• [What needs to be done]: The complete listing goes into the output exactly, without its pictures.

• [Extracted information]:
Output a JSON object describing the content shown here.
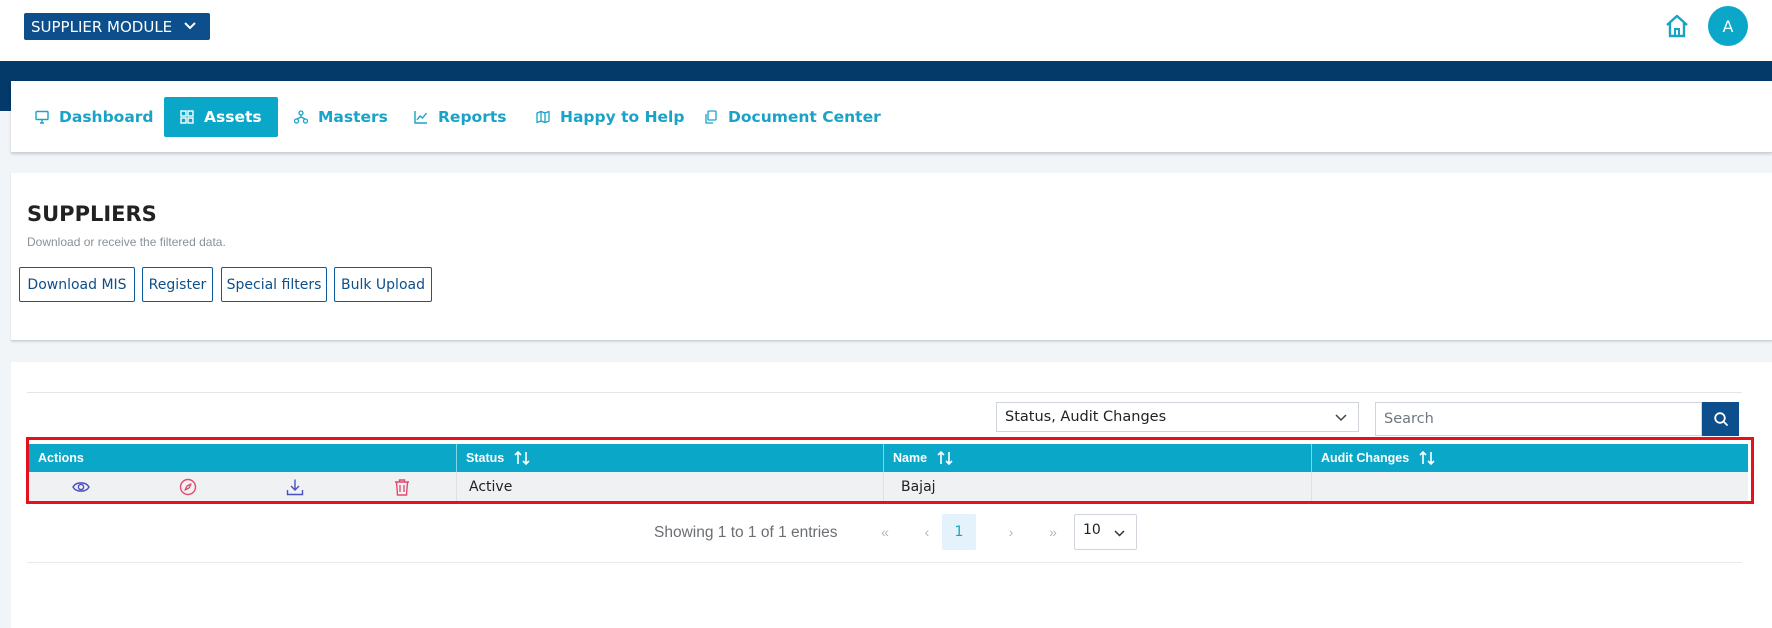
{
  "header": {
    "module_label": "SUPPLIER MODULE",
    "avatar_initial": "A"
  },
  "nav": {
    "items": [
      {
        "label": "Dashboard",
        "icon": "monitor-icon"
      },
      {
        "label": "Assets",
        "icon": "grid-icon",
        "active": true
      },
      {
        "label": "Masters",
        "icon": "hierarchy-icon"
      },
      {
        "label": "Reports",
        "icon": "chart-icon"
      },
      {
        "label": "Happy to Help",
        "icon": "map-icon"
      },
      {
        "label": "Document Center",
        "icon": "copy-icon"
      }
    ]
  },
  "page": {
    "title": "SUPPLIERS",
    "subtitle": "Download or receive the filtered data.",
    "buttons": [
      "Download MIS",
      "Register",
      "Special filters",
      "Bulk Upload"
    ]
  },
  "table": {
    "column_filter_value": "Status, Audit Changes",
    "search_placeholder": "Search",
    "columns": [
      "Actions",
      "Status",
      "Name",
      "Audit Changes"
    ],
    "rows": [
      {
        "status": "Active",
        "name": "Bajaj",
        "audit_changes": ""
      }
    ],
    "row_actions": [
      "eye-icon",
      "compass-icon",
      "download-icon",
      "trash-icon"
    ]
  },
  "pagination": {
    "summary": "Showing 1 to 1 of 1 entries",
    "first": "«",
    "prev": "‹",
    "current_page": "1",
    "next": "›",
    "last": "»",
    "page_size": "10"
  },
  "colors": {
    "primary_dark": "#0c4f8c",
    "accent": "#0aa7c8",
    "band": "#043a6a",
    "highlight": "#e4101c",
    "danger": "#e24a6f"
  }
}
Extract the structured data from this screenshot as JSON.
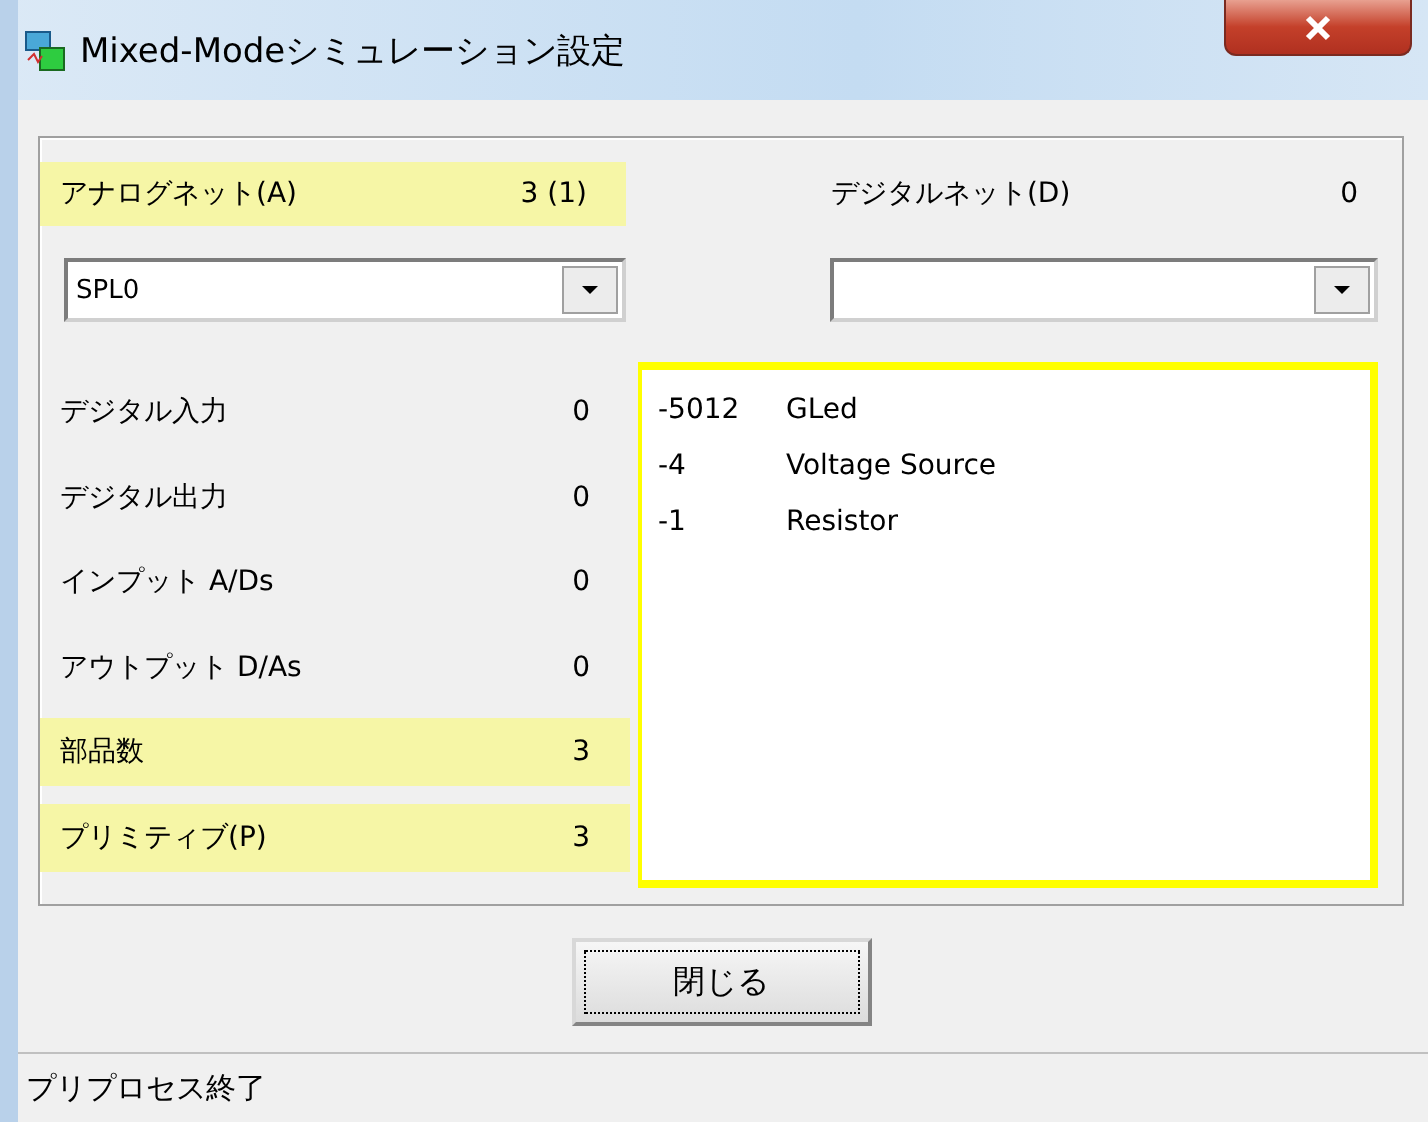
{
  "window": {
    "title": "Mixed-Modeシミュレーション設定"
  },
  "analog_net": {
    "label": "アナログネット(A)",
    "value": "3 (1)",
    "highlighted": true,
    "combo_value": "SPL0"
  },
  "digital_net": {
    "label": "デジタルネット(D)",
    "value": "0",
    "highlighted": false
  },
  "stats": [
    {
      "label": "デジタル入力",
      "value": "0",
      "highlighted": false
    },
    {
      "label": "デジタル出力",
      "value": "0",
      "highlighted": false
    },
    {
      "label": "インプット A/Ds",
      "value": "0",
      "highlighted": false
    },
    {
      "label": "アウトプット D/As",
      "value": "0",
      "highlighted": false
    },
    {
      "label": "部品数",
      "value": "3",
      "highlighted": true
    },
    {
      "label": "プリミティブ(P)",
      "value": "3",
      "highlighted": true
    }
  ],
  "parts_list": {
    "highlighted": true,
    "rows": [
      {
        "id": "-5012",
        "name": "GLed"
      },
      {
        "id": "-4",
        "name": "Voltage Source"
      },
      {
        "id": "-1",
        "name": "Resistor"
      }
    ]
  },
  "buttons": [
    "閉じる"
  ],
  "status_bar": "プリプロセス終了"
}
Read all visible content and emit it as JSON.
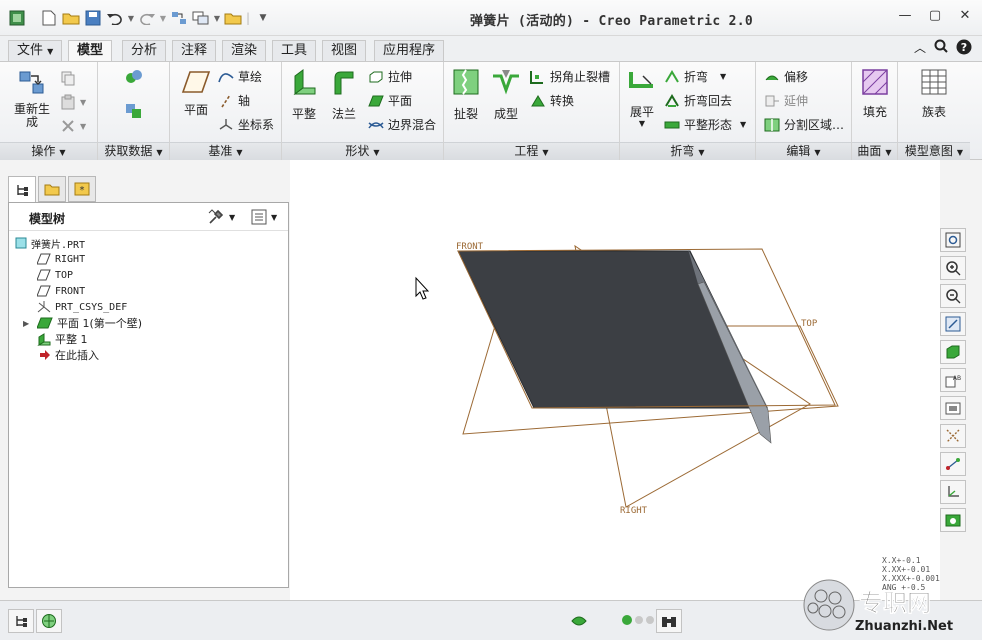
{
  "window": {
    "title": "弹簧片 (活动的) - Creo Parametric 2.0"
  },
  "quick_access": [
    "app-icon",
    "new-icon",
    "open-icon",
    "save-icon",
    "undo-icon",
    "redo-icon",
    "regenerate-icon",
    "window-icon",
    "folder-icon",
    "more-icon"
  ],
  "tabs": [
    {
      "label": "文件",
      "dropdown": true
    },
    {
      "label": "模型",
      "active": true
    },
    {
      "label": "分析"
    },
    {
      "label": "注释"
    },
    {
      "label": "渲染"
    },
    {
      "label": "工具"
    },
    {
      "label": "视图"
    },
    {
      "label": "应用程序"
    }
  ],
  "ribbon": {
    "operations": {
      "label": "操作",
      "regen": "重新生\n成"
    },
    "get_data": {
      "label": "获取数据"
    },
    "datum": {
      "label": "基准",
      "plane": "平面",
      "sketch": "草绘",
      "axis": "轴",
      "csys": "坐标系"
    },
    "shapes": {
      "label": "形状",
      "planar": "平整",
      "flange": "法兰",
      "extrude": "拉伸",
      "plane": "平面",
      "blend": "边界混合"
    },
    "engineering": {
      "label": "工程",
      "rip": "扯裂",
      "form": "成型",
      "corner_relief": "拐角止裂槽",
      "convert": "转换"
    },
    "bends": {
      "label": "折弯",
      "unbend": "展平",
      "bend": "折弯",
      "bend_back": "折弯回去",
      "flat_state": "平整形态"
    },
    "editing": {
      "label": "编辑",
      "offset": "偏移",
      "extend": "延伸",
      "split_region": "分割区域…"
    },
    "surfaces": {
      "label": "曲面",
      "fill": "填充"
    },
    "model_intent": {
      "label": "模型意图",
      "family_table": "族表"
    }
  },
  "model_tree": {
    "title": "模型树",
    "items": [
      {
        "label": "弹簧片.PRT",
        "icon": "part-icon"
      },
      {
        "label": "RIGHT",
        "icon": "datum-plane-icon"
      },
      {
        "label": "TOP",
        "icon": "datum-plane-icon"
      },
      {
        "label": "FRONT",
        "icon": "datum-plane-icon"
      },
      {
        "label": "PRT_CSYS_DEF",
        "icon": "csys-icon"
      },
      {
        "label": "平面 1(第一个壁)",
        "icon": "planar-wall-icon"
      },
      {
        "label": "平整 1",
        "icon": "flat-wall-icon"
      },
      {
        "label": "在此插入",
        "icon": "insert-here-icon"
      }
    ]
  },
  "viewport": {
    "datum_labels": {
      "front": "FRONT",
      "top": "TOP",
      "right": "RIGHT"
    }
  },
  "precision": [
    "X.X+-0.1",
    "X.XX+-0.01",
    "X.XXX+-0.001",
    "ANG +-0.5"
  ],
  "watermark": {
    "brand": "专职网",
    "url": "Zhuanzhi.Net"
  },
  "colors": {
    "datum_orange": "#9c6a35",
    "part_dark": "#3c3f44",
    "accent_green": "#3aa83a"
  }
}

• [Output for this exercise]:
Output a JSON object describing the content shown here.
{
  "header": {
    "module_label": "SUPPLIER MODULE",
    "avatar_initial": "A"
  },
  "nav": {
    "items": [
      {
        "label": "Dashboard",
        "icon": "monitor-icon"
      },
      {
        "label": "Assets",
        "icon": "grid-icon",
        "active": true
      },
      {
        "label": "Masters",
        "icon": "hierarchy-icon"
      },
      {
        "label": "Reports",
        "icon": "chart-icon"
      },
      {
        "label": "Happy to Help",
        "icon": "map-icon"
      },
      {
        "label": "Document Center",
        "icon": "copy-icon"
      }
    ]
  },
  "page": {
    "title": "SUPPLIERS",
    "subtitle": "Download or receive the filtered data.",
    "buttons": [
      "Download MIS",
      "Register",
      "Special filters",
      "Bulk Upload"
    ]
  },
  "table": {
    "column_filter_value": "Status, Audit Changes",
    "search_placeholder": "Search",
    "columns": [
      "Actions",
      "Status",
      "Name",
      "Audit Changes"
    ],
    "rows": [
      {
        "status": "Active",
        "name": "Bajaj",
        "audit_changes": ""
      }
    ],
    "row_actions": [
      "eye-icon",
      "compass-icon",
      "download-icon",
      "trash-icon"
    ]
  },
  "pagination": {
    "summary": "Showing 1 to 1 of 1 entries",
    "first": "«",
    "prev": "‹",
    "current_page": "1",
    "next": "›",
    "last": "»",
    "page_size": "10"
  },
  "colors": {
    "primary_dark": "#0c4f8c",
    "accent": "#0aa7c8",
    "band": "#043a6a",
    "highlight": "#e4101c",
    "danger": "#e24a6f"
  }
}
Extract the structured data from this screenshot as JSON.
{
  "window": {
    "title": "Mixed-Modeシミュレーション設定"
  },
  "analog_net": {
    "label": "アナログネット(A)",
    "value": "3 (1)",
    "highlighted": true,
    "combo_value": "SPL0"
  },
  "digital_net": {
    "label": "デジタルネット(D)",
    "value": "0",
    "highlighted": false
  },
  "stats": [
    {
      "label": "デジタル入力",
      "value": "0",
      "highlighted": false
    },
    {
      "label": "デジタル出力",
      "value": "0",
      "highlighted": false
    },
    {
      "label": "インプット A/Ds",
      "value": "0",
      "highlighted": false
    },
    {
      "label": "アウトプット D/As",
      "value": "0",
      "highlighted": false
    },
    {
      "label": "部品数",
      "value": "3",
      "highlighted": true
    },
    {
      "label": "プリミティブ(P)",
      "value": "3",
      "highlighted": true
    }
  ],
  "parts_list": {
    "highlighted": true,
    "rows": [
      {
        "id": "-5012",
        "name": "GLed"
      },
      {
        "id": "-4",
        "name": "Voltage Source"
      },
      {
        "id": "-1",
        "name": "Resistor"
      }
    ]
  },
  "buttons": [
    "閉じる"
  ],
  "status_bar": "プリプロセス終了"
}
Read all visible content and emit it as JSON.
{
  "window": {
    "title": "弹簧片 (活动的) - Creo Parametric 2.0"
  },
  "quick_access": [
    "app-icon",
    "new-icon",
    "open-icon",
    "save-icon",
    "undo-icon",
    "redo-icon",
    "regenerate-icon",
    "window-icon",
    "folder-icon",
    "more-icon"
  ],
  "tabs": [
    {
      "label": "文件",
      "dropdown": true
    },
    {
      "label": "模型",
      "active": true
    },
    {
      "label": "分析"
    },
    {
      "label": "注释"
    },
    {
      "label": "渲染"
    },
    {
      "label": "工具"
    },
    {
      "label": "视图"
    },
    {
      "label": "应用程序"
    }
  ],
  "ribbon": {
    "operations": {
      "label": "操作",
      "regen": "重新生\n成"
    },
    "get_data": {
      "label": "获取数据"
    },
    "datum": {
      "label": "基准",
      "plane": "平面",
      "sketch": "草绘",
      "axis": "轴",
      "csys": "坐标系"
    },
    "shapes": {
      "label": "形状",
      "planar": "平整",
      "flange": "法兰",
      "extrude": "拉伸",
      "plane": "平面",
      "blend": "边界混合"
    },
    "engineering": {
      "label": "工程",
      "rip": "扯裂",
      "form": "成型",
      "corner_relief": "拐角止裂槽",
      "convert": "转换"
    },
    "bends": {
      "label": "折弯",
      "unbend": "展平",
      "bend": "折弯",
      "bend_back": "折弯回去",
      "flat_state": "平整形态"
    },
    "editing": {
      "label": "编辑",
      "offset": "偏移",
      "extend": "延伸",
      "split_region": "分割区域…"
    },
    "surfaces": {
      "label": "曲面",
      "fill": "填充"
    },
    "model_intent": {
      "label": "模型意图",
      "family_table": "族表"
    }
  },
  "model_tree": {
    "title": "模型树",
    "items": [
      {
        "label": "弹簧片.PRT",
        "icon": "part-icon"
      },
      {
        "label": "RIGHT",
        "icon": "datum-plane-icon"
      },
      {
        "label": "TOP",
        "icon": "datum-plane-icon"
      },
      {
        "label": "FRONT",
        "icon": "datum-plane-icon"
      },
      {
        "label": "PRT_CSYS_DEF",
        "icon": "csys-icon"
      },
      {
        "label": "平面 1(第一个壁)",
        "icon": "planar-wall-icon"
      },
      {
        "label": "平整 1",
        "icon": "flat-wall-icon"
      },
      {
        "label": "在此插入",
        "icon": "insert-here-icon"
      }
    ]
  },
  "viewport": {
    "datum_labels": {
      "front": "FRONT",
      "top": "TOP",
      "right": "RIGHT"
    }
  },
  "precision": [
    "X.X+-0.1",
    "X.XX+-0.01",
    "X.XXX+-0.001",
    "ANG +-0.5"
  ],
  "watermark": {
    "brand": "专职网",
    "url": "Zhuanzhi.Net"
  },
  "colors": {
    "datum_orange": "#9c6a35",
    "part_dark": "#3c3f44",
    "accent_green": "#3aa83a"
  }
}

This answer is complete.